Media Release: NSW Recorded Crime Statistics: June 2014 quarterly report
NSW Recorded Crime Statistics: June 2014 quarterly report (pdf 916Kb)
Release date: Thursday 4 September, 2014
In the 24 months to June 2014, none of the major offence categories showed a significant upward trend across the state as a whole.
Seven of the major offences showed significant downward trends:
- robbery without a weapon (down 18.7%);
- break and enter dwelling (down 10.5%);
- break and enter non-dwelling (down 14.6%);
- motor vehicle theft (down 11.5%);
- steal from motor vehicle (down 5.2%);
- steal from person (down 14.7%); and
- malicious damage to property (down 11.6%).
The remaining 10 offences were stable.
Regional trends: Greater Sydney
Although there were no state-wide increases in the top 17 offence categories, increases in some offences were recorded in parts of Greater Sydney.
The most notable of these were: an 11.8 per cent increase in motor vehicle theft in Baulkham Hills and Hawkesbury; a 16.6 per cent increase in break and enter (non-dwelling) in Blacktown; and increases of 39.2 per cent, 14.3 per cent and 12.8 per cent in indecent assault, stealing from a retail store and stealing from a dwelling (respectively) in North Sydney and Hornsby.

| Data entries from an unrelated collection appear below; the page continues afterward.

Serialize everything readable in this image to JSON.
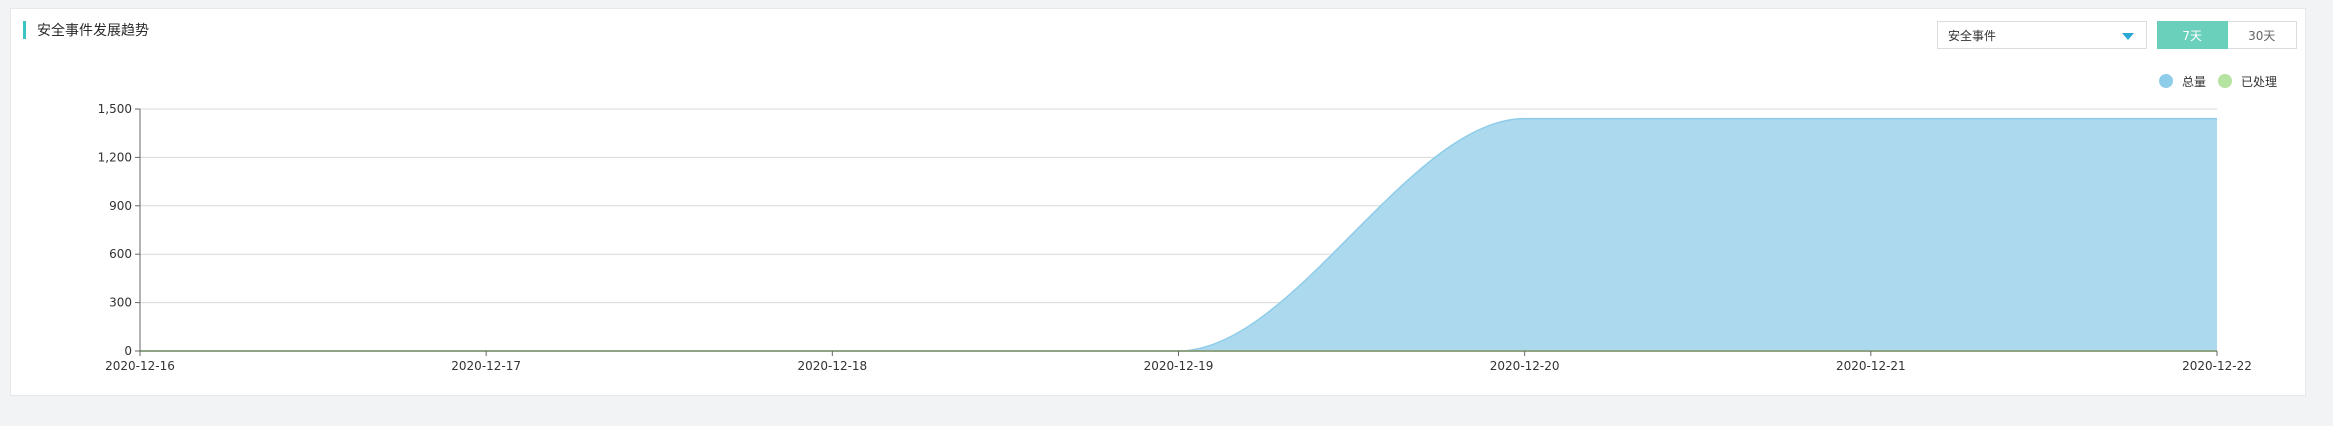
{
  "panel": {
    "title": "安全事件发展趋势",
    "select_value": "安全事件",
    "range_buttons": [
      {
        "label": "7天",
        "active": true
      },
      {
        "label": "30天",
        "active": false
      }
    ]
  },
  "colors": {
    "accent_bar": "#3bc4c4",
    "total_fill": "#add9ef",
    "total_line": "#8ecde9",
    "processed": "#b5e3a1",
    "active_button": "#6ad0bc"
  },
  "chart_data": {
    "type": "area",
    "x": [
      "2020-12-16",
      "2020-12-17",
      "2020-12-18",
      "2020-12-19",
      "2020-12-20",
      "2020-12-21",
      "2020-12-22"
    ],
    "ylim": [
      0,
      1500
    ],
    "yticks": [
      0,
      300,
      600,
      900,
      1200,
      1500
    ],
    "ytick_labels": [
      "0",
      "300",
      "600",
      "900",
      "1,200",
      "1,500"
    ],
    "legend_position": "top-right",
    "grid": true,
    "series": [
      {
        "name": "总量",
        "color": "#add9ef",
        "values": [
          0,
          0,
          0,
          0,
          1440,
          1440,
          1440
        ]
      },
      {
        "name": "已处理",
        "color": "#b5e3a1",
        "values": [
          0,
          0,
          0,
          0,
          0,
          0,
          0
        ]
      }
    ]
  }
}
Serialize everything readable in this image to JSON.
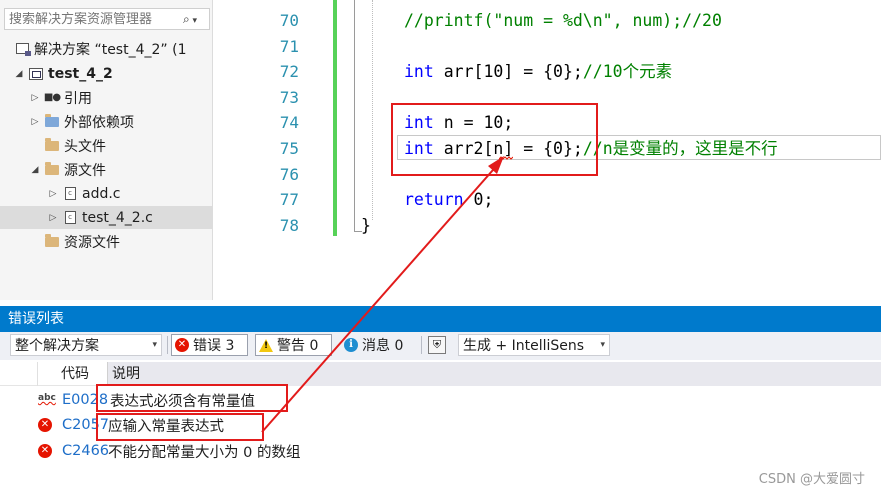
{
  "explorer": {
    "search_placeholder": "搜索解决方案资源管理器",
    "search_icon": "search-icon",
    "items": [
      {
        "label": "解决方案 “test_4_2” (1",
        "icon": "solution-icon"
      },
      {
        "label": "test_4_2",
        "icon": "project-icon"
      },
      {
        "label": "引用",
        "icon": "references-icon"
      },
      {
        "label": "外部依赖项",
        "icon": "external-deps-icon"
      },
      {
        "label": "头文件",
        "icon": "folder-icon"
      },
      {
        "label": "源文件",
        "icon": "folder-icon"
      },
      {
        "label": "add.c",
        "icon": "c-file-icon"
      },
      {
        "label": "test_4_2.c",
        "icon": "c-file-icon"
      },
      {
        "label": "资源文件",
        "icon": "folder-icon"
      }
    ]
  },
  "editor": {
    "lines": [
      {
        "num": "70",
        "parts": [
          {
            "t": "//printf(\"num = %d\\n\", num);//20",
            "c": "cm"
          }
        ]
      },
      {
        "num": "71",
        "parts": []
      },
      {
        "num": "72",
        "parts": [
          {
            "t": "int",
            "c": "kw"
          },
          {
            "t": " arr[10] = {0};",
            "c": "pl"
          },
          {
            "t": "//10个元素",
            "c": "cm"
          }
        ]
      },
      {
        "num": "73",
        "parts": []
      },
      {
        "num": "74",
        "parts": [
          {
            "t": "int",
            "c": "kw"
          },
          {
            "t": " n = 10;",
            "c": "pl"
          }
        ]
      },
      {
        "num": "75",
        "parts": [
          {
            "t": "int",
            "c": "kw"
          },
          {
            "t": " arr2[n] = {0};",
            "c": "pl"
          },
          {
            "t": "//n是变量的，这里是不行",
            "c": "cm"
          }
        ]
      },
      {
        "num": "76",
        "parts": []
      },
      {
        "num": "77",
        "parts": [
          {
            "t": "return",
            "c": "kw"
          },
          {
            "t": " 0;",
            "c": "pl"
          }
        ]
      },
      {
        "num": "78",
        "parts": [
          {
            "t": "}",
            "c": "pl"
          }
        ]
      }
    ],
    "colors": {
      "keyword": "#0000ff",
      "comment": "#008000",
      "line_number": "#2b91af",
      "change_bar": "#57d258"
    }
  },
  "error_list": {
    "title": "错误列表",
    "scope": "整个解决方案",
    "errors_label": "错误 3",
    "warnings_label": "警告 0",
    "messages_label": "消息 0",
    "build_filter": "生成 + IntelliSens",
    "col_code": "代码",
    "col_desc": "说明",
    "rows": [
      {
        "code": "E0028",
        "desc": "表达式必须含有常量值",
        "icon": "intellisense-error-icon"
      },
      {
        "code": "C2057",
        "desc": "应输入常量表达式",
        "icon": "error-icon"
      },
      {
        "code": "C2466",
        "desc": "不能分配常量大小为 0 的数组",
        "icon": "error-icon"
      }
    ],
    "accent": "#007acc"
  },
  "annotation": {
    "color": "#e21b1b"
  },
  "watermark": "CSDN @大爱圆寸"
}
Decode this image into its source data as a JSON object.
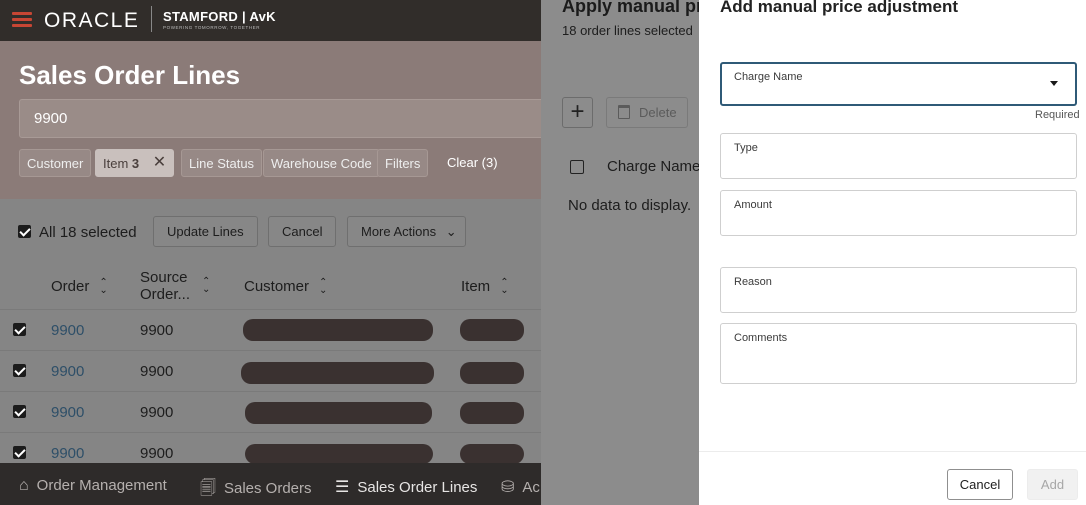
{
  "app": {
    "oracle_logo": "ORACLE",
    "brand": "STAMFORD | AvK",
    "brand_sub": "POWERING TOMORROW, TOGETHER"
  },
  "page": {
    "title": "Sales Order Lines",
    "search_value": "9900",
    "filters": [
      {
        "label": "Customer"
      },
      {
        "label": "Item",
        "value": "3",
        "active": true
      },
      {
        "label": "Line Status"
      },
      {
        "label": "Warehouse Code"
      },
      {
        "label": "Filters"
      }
    ],
    "clear_label": "Clear (3)"
  },
  "toolbar": {
    "select_all_label": "All 18 selected",
    "update_lines": "Update Lines",
    "cancel": "Cancel",
    "more_actions": "More Actions"
  },
  "table": {
    "columns": [
      "Order",
      "Source Order...",
      "Customer",
      "Item"
    ],
    "rows": [
      {
        "order": "9900",
        "source": "9900"
      },
      {
        "order": "9900",
        "source": "9900"
      },
      {
        "order": "9900",
        "source": "9900"
      },
      {
        "order": "9900",
        "source": "9900"
      }
    ]
  },
  "footer_nav": [
    {
      "icon": "home-icon",
      "label": "Order Management"
    },
    {
      "icon": "document-icon",
      "label": "Sales Orders"
    },
    {
      "icon": "list-icon",
      "label": "Sales Order Lines",
      "active": true
    },
    {
      "icon": "database-icon",
      "label": "Ac"
    }
  ],
  "middle_drawer": {
    "title": "Apply manual pri",
    "subtitle": "18 order lines selected",
    "delete_label": "Delete",
    "column": "Charge Name",
    "no_data": "No data to display."
  },
  "dialog": {
    "title": "Add manual price adjustment",
    "fields": {
      "charge_name": "Charge Name",
      "required": "Required",
      "type": "Type",
      "amount": "Amount",
      "reason": "Reason",
      "comments": "Comments"
    },
    "cancel": "Cancel",
    "add": "Add"
  },
  "colors": {
    "oracle_red": "#c74634",
    "focus_border": "#2f5a77",
    "link": "#2e4f68"
  }
}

Widespread reductions in crime occurred in two areas of Greater Sydney. The Central Coast and the City and Inner South both recorded significant decreases in crime in six out of the 17 major offence categories.
Regional trends: Outside Greater Sydney
In regional NSW, the overall pattern was much the same, with most areas showing stable or falling crime rates but some areas showing an increase in crime.
These included the Far West and Orana (sexual assault up 24.5%; steal from a retail store up 30.3%), the Mid North Coast (indecent assault up 20.5%), the Central West (steal from a motor vehicle up 26.6%) and Coffs Harbour-Grafton (steal from a dwelling up 27.8%). The Central West, Richmond Tweed and Southern Highlands and Shoalhaven also experienced increases in fraud.
Other changes of note
Over the two years to June 2014, the incidence of non-domestic assault on licensed premises declined by 27.4 per cent in the Kings Cross Local Area Command (LAC).
There was no significant change in the Kings Cross LAC in the number of assaults over this period occurring outdoors/in public places.
There was no significant change over the two years to June 2014 in the incidence of non-domestic assault in the Sydney City LAC, either on licensed premises or outdoors/in public places.
Outside the top 17 offence categories, significant increases were recorded in the incidence of possession/use of amphetamines (up 16.1%), prohibited and regulated weapons offences (up 34.3%) and transport regulatory offences (up 22.3%).
Comments on the findings
The director of the Bureau, Dr Don Weatherburn, cautioned against interpreting the fall in assault in Kings Cross as evidence that the new restrictions on liquor licensing introduced in February this year are working.
"The incidence of assault always falls in the winter months and rises in the summer months. Almost all of the fall in assaults in Kings Cross LAC occurred before the introduction of restrictions on liquor licensing in Kings Cross and Sydney CBD."
"We won't have a clear picture of the effect of the new restrictions on assault until late this year or early next year.
Commenting on the other findings, Dr Weatherburn said that this was the first time in the Bureau's history that none of the top 17 offences had increased.
"Nevertheless, as far as sexual assault and assault are concerned, there is still a long way to go. These offences have not shown the substantial reductions that other categories of crime have shown."
"The growth in arrests for use and possession of amphetamines is also a matter of concern. The number of arrests for use/possession of amphetamine has grown by 124 per cent since January 2010. This is at a time when the Australian Crime Commission is reporting record seizures of this class of drug."
Further enquiries: Dr Don Weatherburn (02) 9231-9190
Copies of the report: